On the first hunting knife, the risk of extinction at the hands of AI, and the need for emergency brakes
New technologies almost invariably bring about both good and bad uses; going all the way back to the first tools invented by our prehistoric ancestors, we find that the same knife that can be used to hunt game to feed a family can also be used to commit murder. With very few exceptions, technology is value-neutral; its good or bad use is in the hands of the people using it.
■ The human element, which not only involves operational supervision but also judgment about its use, is what makes the explosive arrival of large-scale artificial intelligence tools such an imminent cause for concern. On one hand, we have this widely-signed statement of the Center for AI Safety: "Mitigating the risk of extinction from AI should be a global priority alongside other societal-scale risks such as pandemics and nuclear war." Heady stuff. On the other hand, we have AI-topians sharing "hacks" like "Here's how to get a professional therapist for free [by training ChatGPT]".
■ As researcher Neil Renic notes of that latter group, "These people are rightly ridiculed for their exaggerated faith in AI. But worse is their miserable lack of faith in humans and meaningful connection between humans." It's telling, isn't it? Instead of discussing how the technology could be used to train more and better human therapists (which is not only a conceivable goal, but a highly worthwhile one!), certain of the AI-topians want to fervently believe that a conscience-less technology can take a human's place within a deeply intimate relationship.
■ There are right and wrong answers when it comes to new technology. We don't know all of them yet, but it's imperative to get to work on defining some workable heuristics as swiftly as possible. A good starting heuristic might go like this: Are we using AI to replace human judgment? Danger! Use extreme caution. Are we using AI to enhance human judgment?
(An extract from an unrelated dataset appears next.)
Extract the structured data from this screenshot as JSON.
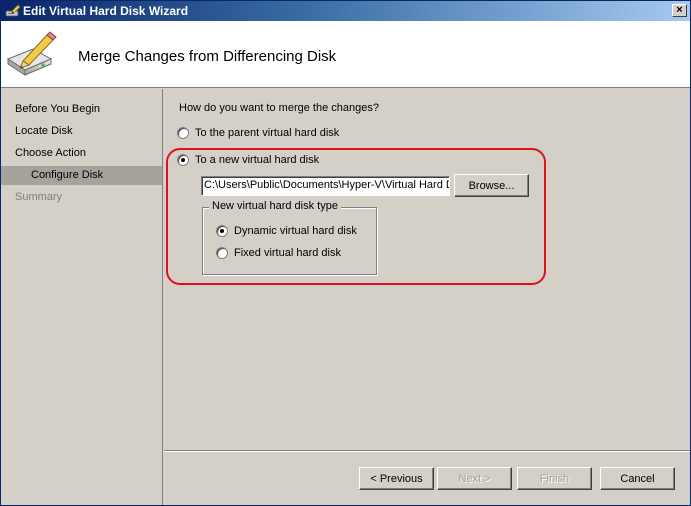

Proceed carefully, putting safeguards in place to slow down the unintended consequences and installing kill-switch options wherever possible.
■ Warren Buffett cautioned an audience about AI last month: "When I'm told something can do all things, I get worried because you can't uninvent it. We invented the atom bomb out of necessity during World War II, but was it really a good thing for the next 200 years? AI can change a lot, but it can't change how people think." What makes artificial intelligence unique in this regard is that its overwhelming use advantage is to act faster than human judgment can supervise.
■ Becoming too enamored with that power puts us at risk of omitting vital checks along the way: The tracks of a railroad certainly automate away a huge number of individual decisions that would otherwise need to be made by a conductor steering a load down a road, but we still give train engineers emergency brakes to help avoid or mitigate disasters. Sooner or later, we'll uncover the need for similar "emergency brakes" on AI technologies, to ensure that human judgment still plays a dispositive role. Let's hope it's sooner.